The intermissionless (don’t they know everyone’s drinking?) evening ended with Sibelius’ “Finlandia,” a piece nightmarish at its start but regal at its conclusion. The Phil played exceptionally, even though it sounded like they were playing through computer speakers.

Like Reel 13’s Saturday night short, the orchestra’s encore was chosen by popular vote; the people chose the “Overture” to Carmen, which Gilbert sped through faster than even the Leonard Bernstein recording. The moment it ended, a fireworks display began, its bangs echoing through Flatbush like gunshots. As gorgeous as it was (better than Macy’s’ two weeks ago), it felt diversionary. A long, steady stream of automobiles, presumably carrying the orchestra, sped away as the people craned their necks towards the lights show. They seemed not to be able to get out of Brooklyn fast enough.

Wednesday, January 16, 2008

Die Walküre at the Met

Date of Performance: January 14, 2008

Seeing as this was my first live Wagner experience, I’m not quite sure where to lay the blame for Die Walküre’s stagnant drama—is it inherent in the opera, and as such the fault of Wagner, who unusually is responsible for both the score and the libretto, or is it the result of Otto Schenk’s production?

The opera boasts a story both complex and absorbing, to the nerd in me at least; based on Norse & Germanic myths, it tells an intricate tale of gods, mortals and the fate of the universe, but despite its epic concerns the opera played out staidly on a dark and drab set (by Gunter Schneider-Siemssen), usually with two characters chatting about what's happened and deciding what to do next while rarely ever offering us a chance to really see anything happen. To me, opera is the king of the arts because of the unique way in which it blends music, drama and spectacle—a way no other art can hope to match—but Die Walküre was too often tame by the standards set by other composers and productions. Not to mention that Wagner's music isn't exactly inviting.
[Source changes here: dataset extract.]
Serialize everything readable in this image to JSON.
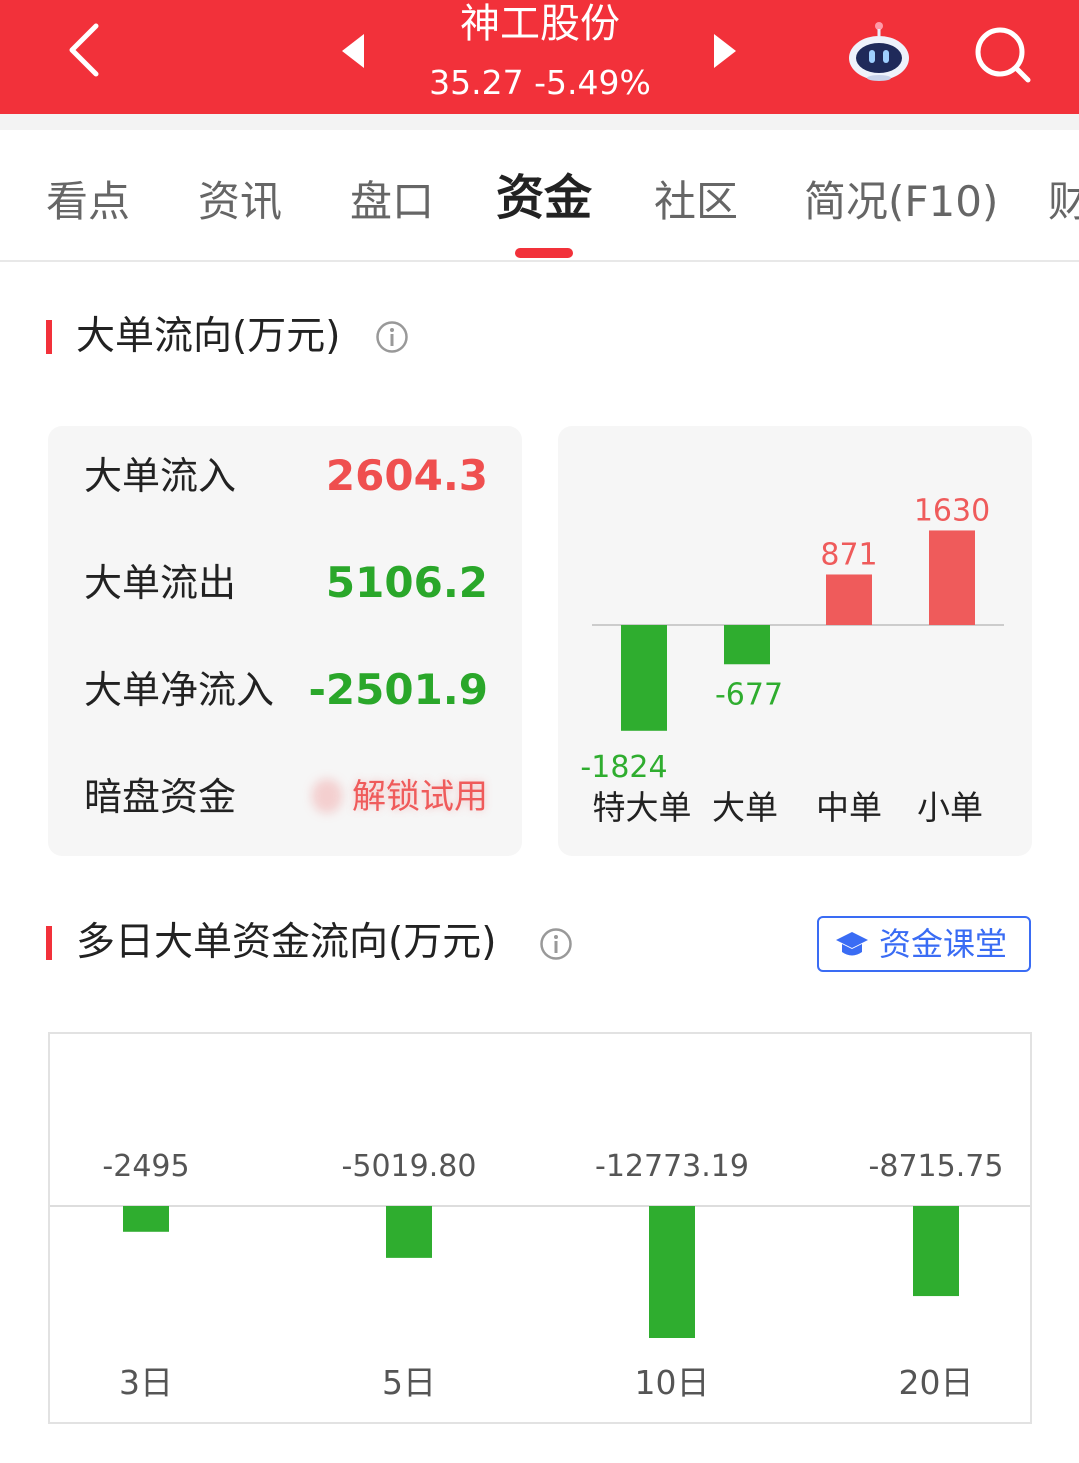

The stiff character of the German tongue doesn't lend itself to lovely sung melodies as does the fluidity of Italian and, to a lesser extent, French, and as such German opera, via Wagner anyway, isn't quite full of the lush arias, duets and ensemble pieces that I’ve come to expect from the opera hall. German opera, and Wagner, are an entirely different breed of music and style.
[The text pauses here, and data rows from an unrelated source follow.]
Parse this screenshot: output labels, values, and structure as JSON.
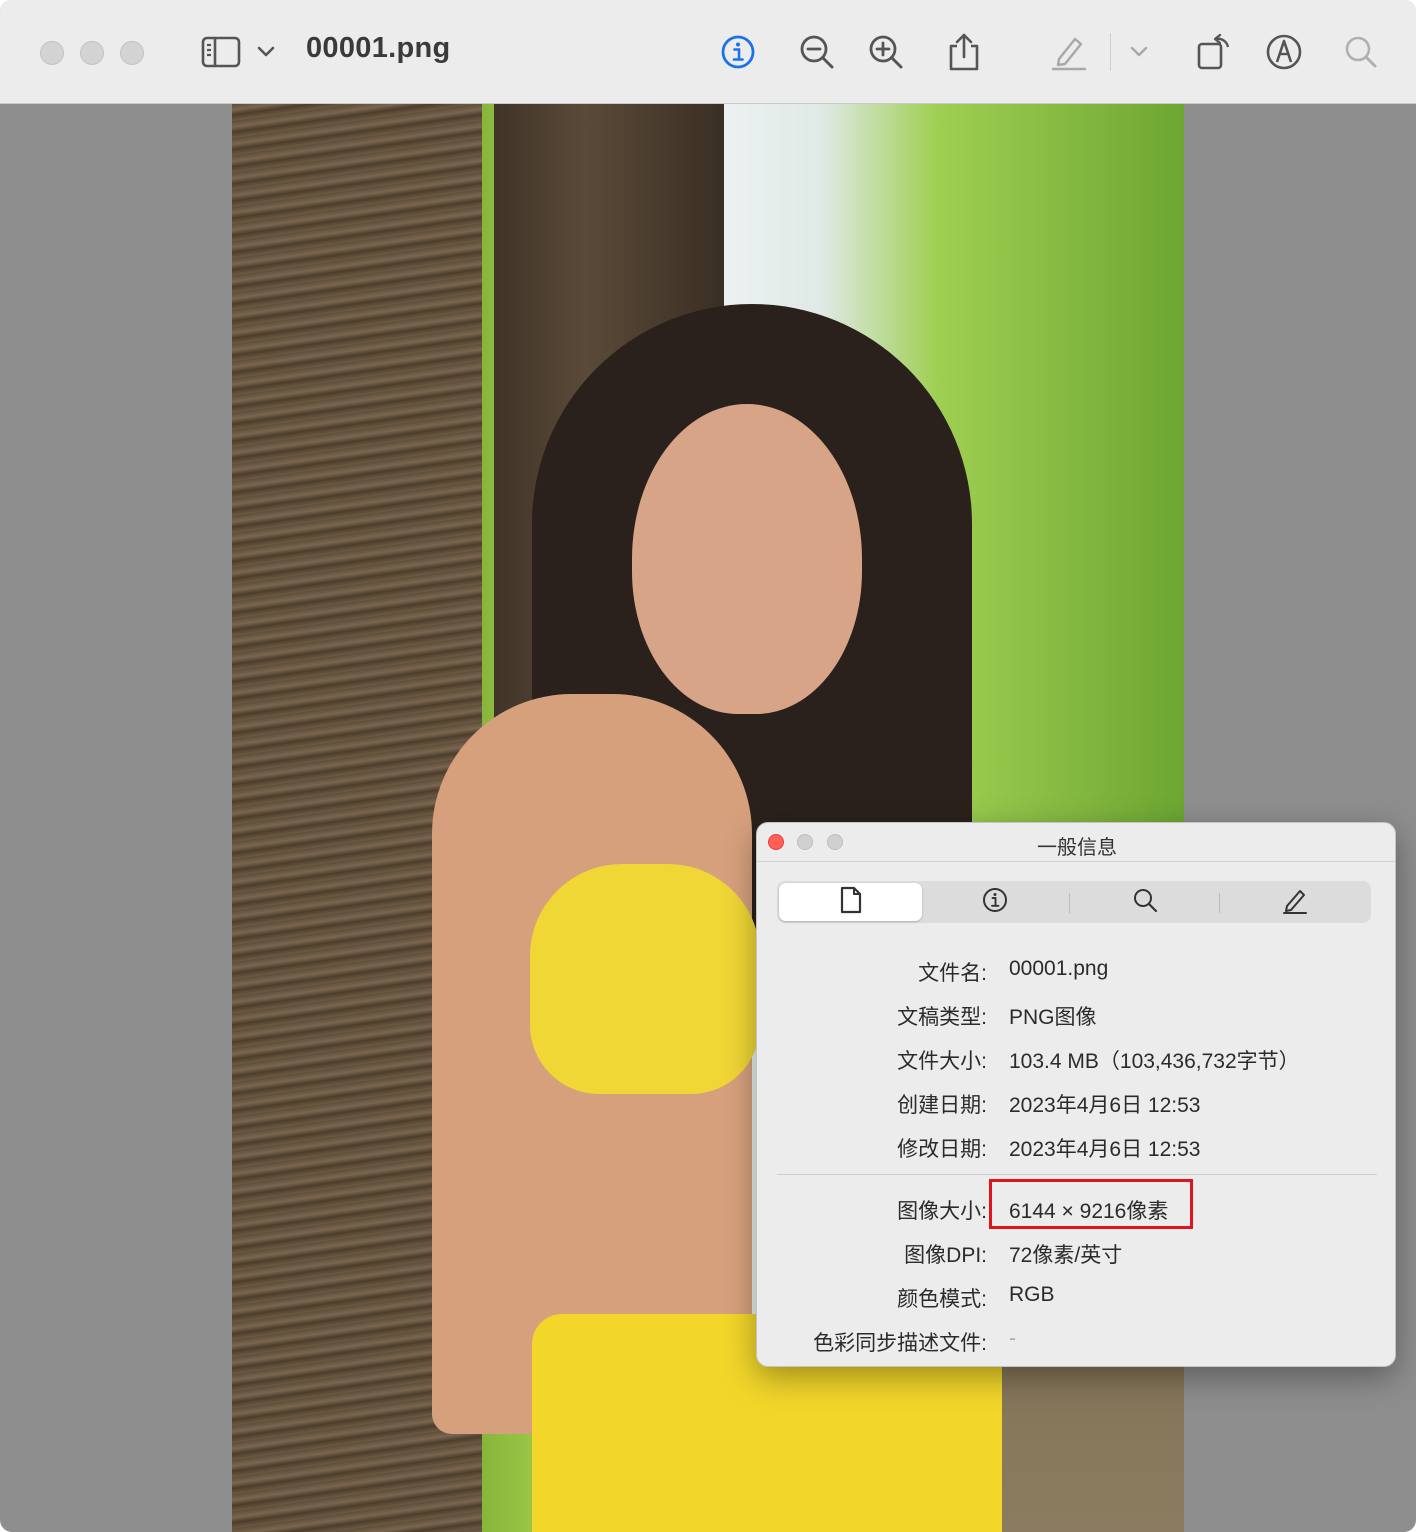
{
  "window": {
    "title": "00001.png",
    "traffic_lights": [
      "close",
      "minimize",
      "zoom"
    ],
    "toolbar": {
      "sidebar_icon": "sidebar-icon",
      "sidebar_menu_icon": "chevron-down-icon",
      "info_icon": "info-icon",
      "zoom_out_icon": "zoom-out-icon",
      "zoom_in_icon": "zoom-in-icon",
      "share_icon": "share-icon",
      "highlight_icon": "highlighter-icon",
      "highlight_menu_icon": "chevron-down-icon",
      "rotate_icon": "rotate-icon",
      "markup_icon": "markup-icon",
      "search_icon": "search-icon",
      "accent_color": "#1a73e8"
    }
  },
  "info_panel": {
    "title": "一般信息",
    "tabs": [
      {
        "name": "general",
        "icon": "document-icon",
        "active": true
      },
      {
        "name": "more-info",
        "icon": "info-icon",
        "active": false
      },
      {
        "name": "keywords",
        "icon": "search-icon",
        "active": false
      },
      {
        "name": "annotations",
        "icon": "pencil-icon",
        "active": false
      }
    ],
    "fields": [
      {
        "label": "文件名:",
        "value": "00001.png"
      },
      {
        "label": "文稿类型:",
        "value": "PNG图像"
      },
      {
        "label": "文件大小:",
        "value": "103.4 MB（103,436,732字节）"
      },
      {
        "label": "创建日期:",
        "value": "2023年4月6日 12:53"
      },
      {
        "label": "修改日期:",
        "value": "2023年4月6日 12:53"
      }
    ],
    "image_fields": [
      {
        "label": "图像大小:",
        "value": "6144 × 9216像素"
      },
      {
        "label": "图像DPI:",
        "value": "72像素/英寸"
      },
      {
        "label": "颜色模式:",
        "value": "RGB"
      },
      {
        "label": "色彩同步描述文件:",
        "value": "-"
      }
    ],
    "highlight_color": "#e0141c"
  }
}
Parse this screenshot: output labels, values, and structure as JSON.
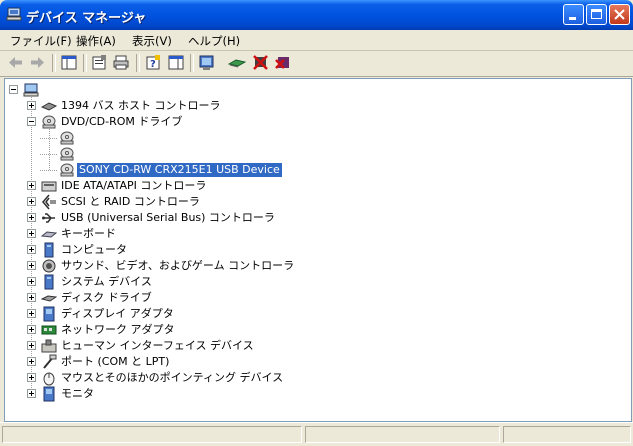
{
  "window": {
    "title": "デバイス マネージャ"
  },
  "menu": [
    {
      "label": "ファイル(F)"
    },
    {
      "label": "操作(A)"
    },
    {
      "label": "表示(V)"
    },
    {
      "label": "ヘルプ(H)"
    }
  ],
  "toolbar": {
    "buttons": [
      "back-arrow-icon",
      "forward-arrow-icon",
      "show-hide-tree-icon",
      "properties-icon",
      "print-icon",
      "help-icon",
      "view-icon",
      "scan-hardware-icon",
      "update-driver-icon",
      "disable-device-icon",
      "uninstall-device-icon"
    ]
  },
  "tree": {
    "root": {
      "label": ""
    },
    "categories": [
      {
        "label": "1394 バス ホスト コントローラ",
        "icon": "bus-controller-icon",
        "expanded": false
      },
      {
        "label": "DVD/CD-ROM ドライブ",
        "icon": "cdrom-icon",
        "expanded": true,
        "children": [
          {
            "label": "",
            "icon": "cdrom-icon"
          },
          {
            "label": "",
            "icon": "cdrom-icon"
          },
          {
            "label": "SONY CD-RW  CRX215E1 USB Device",
            "icon": "cdrom-icon",
            "selected": true
          }
        ]
      },
      {
        "label": "IDE ATA/ATAPI コントローラ",
        "icon": "ide-controller-icon",
        "expanded": false
      },
      {
        "label": "SCSI と RAID コントローラ",
        "icon": "scsi-icon",
        "expanded": false
      },
      {
        "label": "USB (Universal Serial Bus) コントローラ",
        "icon": "usb-icon",
        "expanded": false
      },
      {
        "label": "キーボード",
        "icon": "keyboard-icon",
        "expanded": false
      },
      {
        "label": "コンピュータ",
        "icon": "computer-icon",
        "expanded": false
      },
      {
        "label": "サウンド、ビデオ、およびゲーム コントローラ",
        "icon": "sound-icon",
        "expanded": false
      },
      {
        "label": "システム デバイス",
        "icon": "system-device-icon",
        "expanded": false
      },
      {
        "label": "ディスク ドライブ",
        "icon": "disk-drive-icon",
        "expanded": false
      },
      {
        "label": "ディスプレイ アダプタ",
        "icon": "display-adapter-icon",
        "expanded": false
      },
      {
        "label": "ネットワーク アダプタ",
        "icon": "network-adapter-icon",
        "expanded": false
      },
      {
        "label": "ヒューマン インターフェイス デバイス",
        "icon": "hid-icon",
        "expanded": false
      },
      {
        "label": "ポート (COM と LPT)",
        "icon": "port-icon",
        "expanded": false
      },
      {
        "label": "マウスとそのほかのポインティング デバイス",
        "icon": "mouse-icon",
        "expanded": false
      },
      {
        "label": "モニタ",
        "icon": "monitor-icon",
        "expanded": false
      }
    ]
  },
  "colors": {
    "titlebar": "#0053e0",
    "selection": "#316ac5",
    "face": "#ece9d8"
  }
}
Though, when he wants to, Wagner proves he’s capable of composing some of the finest music in the repertoire. Wagner is best as a composer of orchestral music—he is an unparalleled overturist—and the reliable, exceptional Lorin Maazel made the score shine from the podium. The quality of the composition or performance (the cast was uniformly superb) wasn't really the problem—what’s most frustrating about Wagner is the tremendous patience he requires. As a friend observed during one of Die Walküre's two well-deserved intermissions, "I'm all for building things slowly, I really am, but that was tough." The first two acts of Die Walküre follow similar structures: long periods of both musical and narrative development that after quite some build-up finally climax in startling moments of great opera. It's a reserved score that, gradually, acquires stirring severity. (Gil Wechsler's gorgeous lighting design followed suit, with acts opening in darkness and slowly coming to startlingly natural-looking light.) There are moments of flowing sweetness, of incomparable sweep, but they are too hard-earned by the audience.
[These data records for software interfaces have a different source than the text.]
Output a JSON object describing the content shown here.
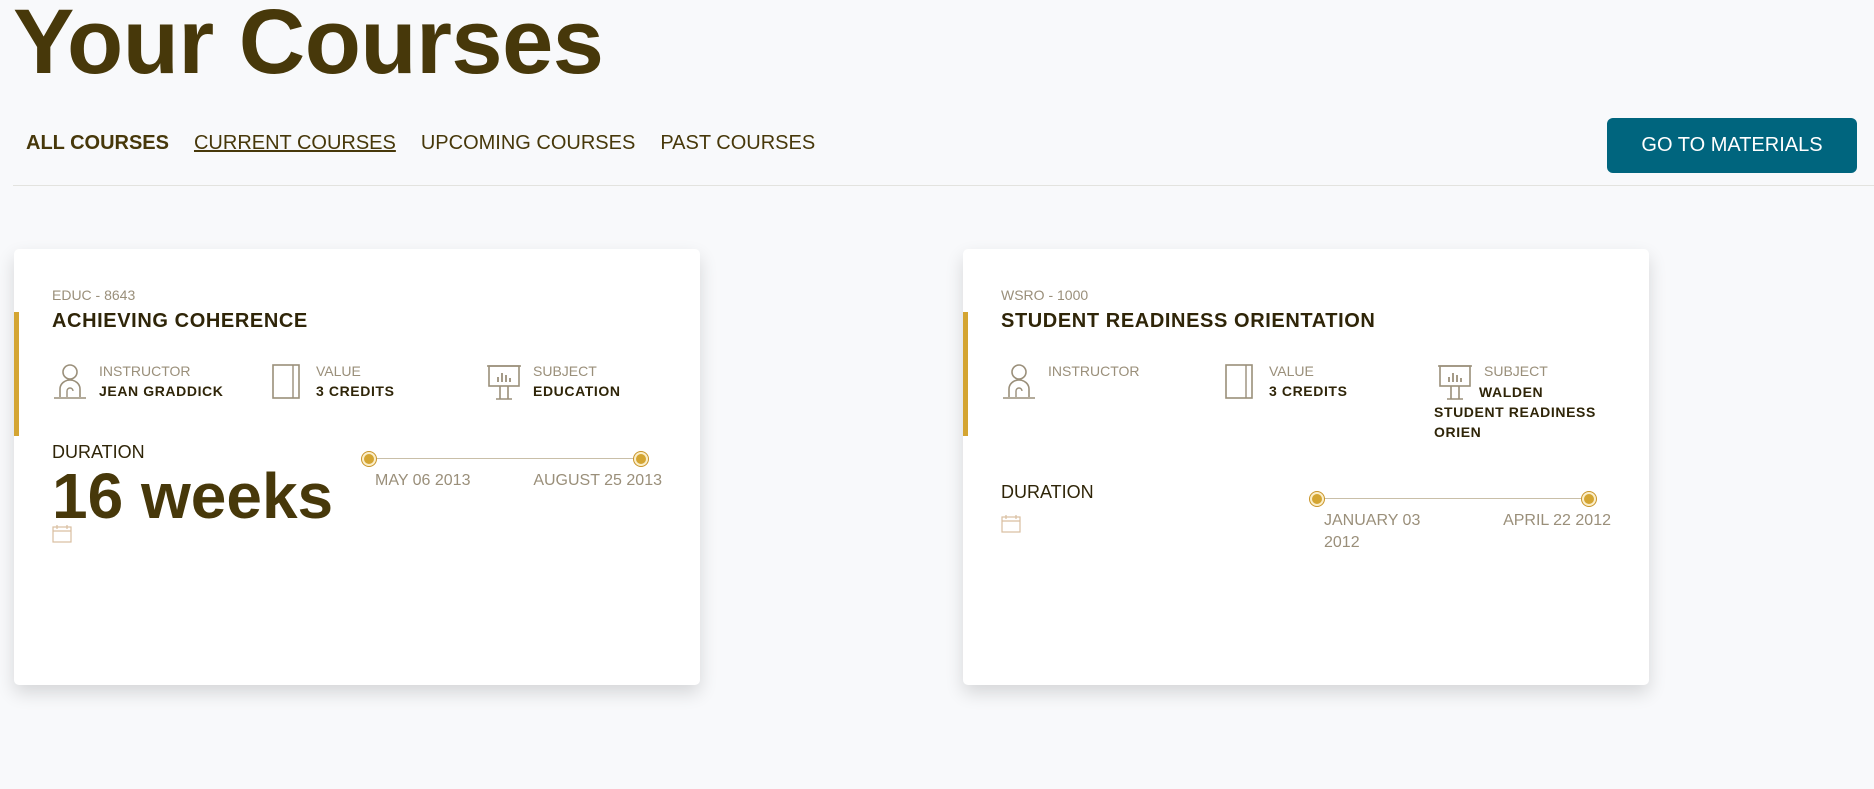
{
  "page": {
    "title": "Your Courses"
  },
  "tabs": [
    {
      "label": "ALL COURSES"
    },
    {
      "label": "CURRENT COURSES"
    },
    {
      "label": "UPCOMING COURSES"
    },
    {
      "label": "PAST COURSES"
    }
  ],
  "materials_button": {
    "label": "GO TO MATERIALS"
  },
  "courses": [
    {
      "code": "EDUC - 8643",
      "name": "ACHIEVING COHERENCE",
      "instructor_label": "INSTRUCTOR",
      "instructor": "JEAN GRADDICK",
      "value_label": "VALUE",
      "value": "3 CREDITS",
      "subject_label": "SUBJECT",
      "subject": "EDUCATION",
      "duration_label": "DURATION",
      "duration": "16 weeks",
      "start_date": "MAY 06 2013",
      "end_date": "AUGUST 25 2013"
    },
    {
      "code": "WSRO - 1000",
      "name": "STUDENT READINESS ORIENTATION",
      "instructor_label": "INSTRUCTOR",
      "instructor": "",
      "value_label": "VALUE",
      "value": "3 CREDITS",
      "subject_label": "SUBJECT",
      "subject": "WALDEN STUDENT READINESS ORIEN",
      "duration_label": "DURATION",
      "duration": "",
      "start_date": "JANUARY 03 2012",
      "end_date": "APRIL 22 2012"
    }
  ],
  "icons": {
    "instructor": "instructor-icon",
    "value": "book-icon",
    "subject": "presentation-board-icon",
    "calendar": "calendar-icon"
  },
  "colors": {
    "heading": "#47380a",
    "accent": "#d4a532",
    "button": "#00657e",
    "muted": "#9a8f7a"
  }
}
The third act breaks the mold established by the previous acts, though, working almost in reverse as it begins with the explosive and exhilarating bangs of "The Ride of the Valkyries" (amazing!)—the opera's only ensemble piece, with its ten warrior women wailing and scurrying across the stage—and ends with a soft, touching whisper. Well, at least until Wotan (James Morris, an outstanding, dramatic bass) literally sets the stage on fire; Die Walkure, after much build-up, finally has an epic moment that fulfills opera's unique potential for spectacle. Too bad there’s not more of it, especially as, clocking in at just under five hours, Die Walküre can't help but make the audience feel just like its hero Siegmund (looking done up as the Cowardly Lion from up in the Family Circle—costumes by Rolf Langenfass) at the opera's start—collapsed on the floor, begging for water.

Visit the production’s website